The on-site power generation industry currently employs 1,800 to 2,200 technicians in the United States, but with two back-to-back unusually active hurricane seasons in the Southeast raising awareness of the need for back-up power generators, the industry is now operating with a deficit of workers, according to Leo LeBlanc, chairman of the technician certification committee for the Electrical Generating Systems Association (EGSA). LeBlanc says the industry currently has 750 job openings. So where do you go to find a qualified technician to work on all these units?
Although there are nearly 20 schools and training programs nationally dedicated to educating those in the on-site power generation industry, no national certification standards existed for generator technicians — until now. This month, proctors across the nation will administer the first Electrical Generator Systems Technician Certification exams through a program with Ferris State University in cooperation with EGSA.
The 250-question comprehensive exam covers topics such as basic electricity, generators/alternators, instrumentation and controls, automatic transfer switches, voltage regulators, and auxiliary support systems.
“For the first time, we have standards in this industry through which we can measure proficiency, so that somebody in Maine will be measured by the same standards as somebody in Texas,” says George Rowley, EGSA director of education.
No prerequisites are required to take the exam, but LeBlanc recommends a minimum of three to four years of field experience. While there are no formal test preparation materials available at this time, Rowley says the 500-page “On-Site Power Generation: A Reference Book” is a useful study tool.

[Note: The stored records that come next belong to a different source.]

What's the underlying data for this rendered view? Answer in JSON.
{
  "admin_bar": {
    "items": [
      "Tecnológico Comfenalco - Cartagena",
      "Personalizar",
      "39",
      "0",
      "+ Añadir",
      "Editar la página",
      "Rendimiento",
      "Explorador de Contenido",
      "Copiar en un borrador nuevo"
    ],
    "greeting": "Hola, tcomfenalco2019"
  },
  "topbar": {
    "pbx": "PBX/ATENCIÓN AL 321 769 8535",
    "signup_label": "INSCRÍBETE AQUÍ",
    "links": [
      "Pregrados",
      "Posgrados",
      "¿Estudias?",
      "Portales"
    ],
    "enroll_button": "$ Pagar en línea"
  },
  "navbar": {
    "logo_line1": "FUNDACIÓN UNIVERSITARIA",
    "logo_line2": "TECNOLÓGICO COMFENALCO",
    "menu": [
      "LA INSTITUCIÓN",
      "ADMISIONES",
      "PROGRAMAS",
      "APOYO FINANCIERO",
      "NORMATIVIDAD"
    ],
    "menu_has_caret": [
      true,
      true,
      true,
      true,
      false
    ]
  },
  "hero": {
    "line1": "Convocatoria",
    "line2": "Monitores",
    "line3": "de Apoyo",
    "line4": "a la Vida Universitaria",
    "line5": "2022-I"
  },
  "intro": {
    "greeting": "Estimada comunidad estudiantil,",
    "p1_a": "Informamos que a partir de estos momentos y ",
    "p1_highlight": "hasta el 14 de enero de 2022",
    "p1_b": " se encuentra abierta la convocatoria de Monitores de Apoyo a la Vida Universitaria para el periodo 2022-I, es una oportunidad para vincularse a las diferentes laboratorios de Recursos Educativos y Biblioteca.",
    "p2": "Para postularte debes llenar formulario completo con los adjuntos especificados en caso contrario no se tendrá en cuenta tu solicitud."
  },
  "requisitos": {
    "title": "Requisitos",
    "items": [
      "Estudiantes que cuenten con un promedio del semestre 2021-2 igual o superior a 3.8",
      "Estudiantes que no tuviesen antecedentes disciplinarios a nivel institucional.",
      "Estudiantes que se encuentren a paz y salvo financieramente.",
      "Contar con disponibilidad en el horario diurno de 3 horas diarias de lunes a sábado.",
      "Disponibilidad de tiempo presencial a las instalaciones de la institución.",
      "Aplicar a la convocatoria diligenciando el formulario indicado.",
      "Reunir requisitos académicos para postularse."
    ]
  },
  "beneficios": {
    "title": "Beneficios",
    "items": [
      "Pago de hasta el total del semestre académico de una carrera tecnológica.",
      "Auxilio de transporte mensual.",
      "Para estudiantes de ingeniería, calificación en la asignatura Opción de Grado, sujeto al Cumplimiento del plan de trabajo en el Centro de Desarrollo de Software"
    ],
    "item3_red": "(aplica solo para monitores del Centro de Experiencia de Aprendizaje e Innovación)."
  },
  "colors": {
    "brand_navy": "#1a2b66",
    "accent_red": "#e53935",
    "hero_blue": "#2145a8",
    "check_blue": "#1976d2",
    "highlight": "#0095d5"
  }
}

The exam fee is $160 for EGSA members or employees of member companies, and $425 for all other applicants. A score of 80% is required to obtain certification, and the test must be retaken every five years to maintain certification.
For more information, visit the organization's Web site at www.egsa.org.